California lawmakers want to stop the practice of law enforcement transferring immigrants straight out of prison into immigration detention — or what Democrats are calling “double punishment.”
State Assemblymember Wendy Carrillo (D) held a virtual press conference Wednesday discussing the VISION Act, a bill she authored that would ban law enforcement from transferring immigrants being released from prison or jail to Immigration and Customs Enforcement for detention or deportation.
The bill notes that when California’s prisons and jails transfer immigrants and refugees to ICE after they’ve completed their sentences, “they subject these community members to double punishment and further trauma.”
Existing law prohibits transferring people from jail or prison to immigration authorities, unless they’ve been convicted of certain crimes or felonies.
“They are subjecting them to a second punishment that does not apply to other Californians,” Carrillo said of immigrants who’ve done their time and are then handed over to ICE. “If it wasn’t for where they were born, these Californians would be able to return home.”
From January through May alone in 2020, California’s Department of Corrections transferred about 1,400 people to ICE, according to an analysis by the Asian Law Caucus. In 2018 and 2019, California counties sent more than 3,700 people from local jails to ICE.
Meanwhile, California’s criminal justice system disproportionately impacts people of color. For instance, while only 7% of immigrants in the U.S. are Black, Black immigrants made up 20% of those facing deportation on criminal grounds in 2016, according to the Black Alliance for Just Immigration.
Liyah Birru, an immigrant from Ethiopia and domestic violence survivor, was incarcerated in California after shooting her husband, which she maintained was in self-defense. After being released from prison, she was transferred to ICE, which held her in custody for 18 months in Yuba County jail.
In a video played during Wednesday’s press conference, Birru described the “mental and emotional torture” of being detained by immigration, particularly as COVID-19 spread in the facility where she was held.
“I feared for my life,” Birru said. “Why should we have to be punished twice after serving our time?”
While she is “so grateful” she has since been released, she said she still fears ICE will come any day to arrest and deport her.
State Sen. Scott Wiener (D) noted at the press conference that California’s Corrections Department is under no legal obligation to turn people over to ICE once they’ve been released from custody, and does so simply on a voluntary basis.
“That raised the question of: Why is California doing this?” Wiener said. “When people have committed crimes and done their time … why are we continuing to punish them by voluntarily turning them over to ICE, so that they can continue to be torn apart from their families?”
A family member spoke about Gabriela Solano’s case, a domestic violence survivor who is incarcerated and faces transfer to ICE next month.

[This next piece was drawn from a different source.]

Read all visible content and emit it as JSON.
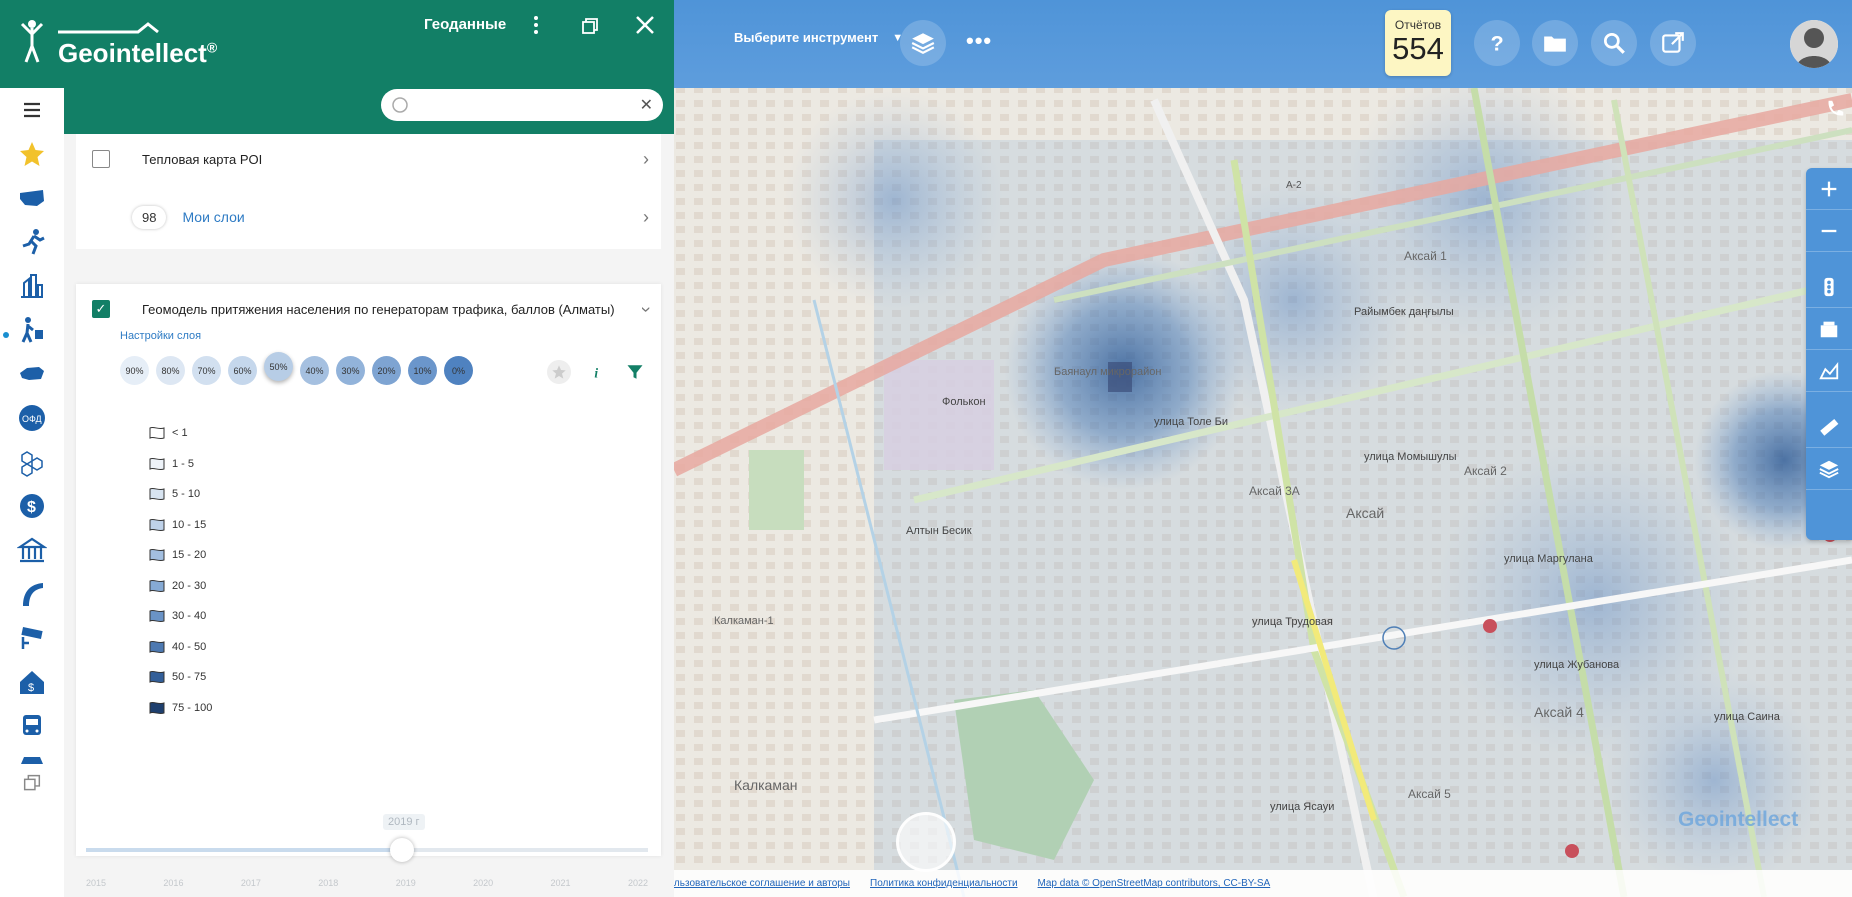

“There isn’t much time until ICE comes and gets her,” said James Perez, Solano’s nephew, urging people to call and write to Gov. Gavin Newsom (D) to prevent the woman from being handed over to ICE. “At home, we can help her get her life moving forward.”

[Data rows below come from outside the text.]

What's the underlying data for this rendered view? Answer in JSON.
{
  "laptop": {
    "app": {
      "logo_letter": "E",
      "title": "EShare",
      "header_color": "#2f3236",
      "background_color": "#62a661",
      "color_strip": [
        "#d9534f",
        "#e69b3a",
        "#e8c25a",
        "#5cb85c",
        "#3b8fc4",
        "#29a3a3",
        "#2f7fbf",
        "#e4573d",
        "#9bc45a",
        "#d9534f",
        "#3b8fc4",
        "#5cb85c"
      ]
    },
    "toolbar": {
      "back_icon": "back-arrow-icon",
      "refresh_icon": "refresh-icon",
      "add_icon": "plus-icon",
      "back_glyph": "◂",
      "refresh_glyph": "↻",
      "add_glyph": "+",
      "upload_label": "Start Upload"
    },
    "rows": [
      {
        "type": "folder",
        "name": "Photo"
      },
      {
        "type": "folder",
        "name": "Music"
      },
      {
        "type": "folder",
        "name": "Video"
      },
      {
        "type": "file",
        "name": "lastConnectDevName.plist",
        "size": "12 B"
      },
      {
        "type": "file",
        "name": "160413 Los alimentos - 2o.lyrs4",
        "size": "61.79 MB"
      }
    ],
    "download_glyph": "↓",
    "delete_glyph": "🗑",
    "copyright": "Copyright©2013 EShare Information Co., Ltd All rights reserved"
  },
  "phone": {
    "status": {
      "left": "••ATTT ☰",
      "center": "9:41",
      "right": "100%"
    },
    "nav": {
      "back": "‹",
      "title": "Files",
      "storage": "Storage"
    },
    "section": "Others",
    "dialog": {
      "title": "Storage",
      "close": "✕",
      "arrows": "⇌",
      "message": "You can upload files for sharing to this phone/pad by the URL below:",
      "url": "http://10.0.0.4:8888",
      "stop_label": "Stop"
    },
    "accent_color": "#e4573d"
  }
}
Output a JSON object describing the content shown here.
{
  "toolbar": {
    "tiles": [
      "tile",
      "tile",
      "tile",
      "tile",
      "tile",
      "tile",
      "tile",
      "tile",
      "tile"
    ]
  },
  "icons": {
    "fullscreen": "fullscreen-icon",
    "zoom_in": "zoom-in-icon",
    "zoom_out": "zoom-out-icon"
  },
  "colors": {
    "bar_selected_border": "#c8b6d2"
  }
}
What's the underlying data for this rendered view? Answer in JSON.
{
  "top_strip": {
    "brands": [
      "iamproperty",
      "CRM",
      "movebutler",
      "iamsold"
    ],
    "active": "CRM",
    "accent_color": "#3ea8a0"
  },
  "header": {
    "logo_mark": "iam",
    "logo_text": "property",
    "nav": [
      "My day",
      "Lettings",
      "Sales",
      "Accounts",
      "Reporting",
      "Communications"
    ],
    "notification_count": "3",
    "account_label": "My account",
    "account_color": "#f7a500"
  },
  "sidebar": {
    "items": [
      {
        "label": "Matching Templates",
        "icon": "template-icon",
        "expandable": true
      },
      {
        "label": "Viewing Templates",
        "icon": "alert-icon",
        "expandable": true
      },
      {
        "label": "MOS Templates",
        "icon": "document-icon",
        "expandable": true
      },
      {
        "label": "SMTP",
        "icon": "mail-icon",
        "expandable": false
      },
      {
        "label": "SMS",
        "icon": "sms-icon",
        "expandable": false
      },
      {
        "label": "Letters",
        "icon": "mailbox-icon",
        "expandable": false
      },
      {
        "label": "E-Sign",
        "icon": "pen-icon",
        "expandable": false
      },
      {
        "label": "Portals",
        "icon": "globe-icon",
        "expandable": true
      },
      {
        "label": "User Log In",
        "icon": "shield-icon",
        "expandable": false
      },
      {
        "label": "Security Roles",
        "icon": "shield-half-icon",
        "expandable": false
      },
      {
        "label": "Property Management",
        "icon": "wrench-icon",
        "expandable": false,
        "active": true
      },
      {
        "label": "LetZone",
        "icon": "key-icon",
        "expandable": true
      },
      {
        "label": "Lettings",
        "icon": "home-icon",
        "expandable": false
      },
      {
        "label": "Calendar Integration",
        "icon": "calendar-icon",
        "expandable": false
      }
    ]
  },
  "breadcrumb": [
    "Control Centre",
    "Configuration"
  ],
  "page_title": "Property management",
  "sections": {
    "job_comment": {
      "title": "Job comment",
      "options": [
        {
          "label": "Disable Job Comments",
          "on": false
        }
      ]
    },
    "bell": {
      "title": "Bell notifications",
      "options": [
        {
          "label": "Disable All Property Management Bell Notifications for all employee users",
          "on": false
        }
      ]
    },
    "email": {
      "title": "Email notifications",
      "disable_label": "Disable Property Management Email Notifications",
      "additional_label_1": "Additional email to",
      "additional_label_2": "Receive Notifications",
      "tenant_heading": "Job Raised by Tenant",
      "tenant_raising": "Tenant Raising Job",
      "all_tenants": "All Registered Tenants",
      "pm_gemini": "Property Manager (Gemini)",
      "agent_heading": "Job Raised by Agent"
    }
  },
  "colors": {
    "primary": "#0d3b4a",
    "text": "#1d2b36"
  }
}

Perez expressed hope that Carrillo’s legislation would prevent other families from going through similar trauma. Carrillo said that while she is hopeful the bill will advance, it will still “require a lot of work” to get it to the governor’s desk.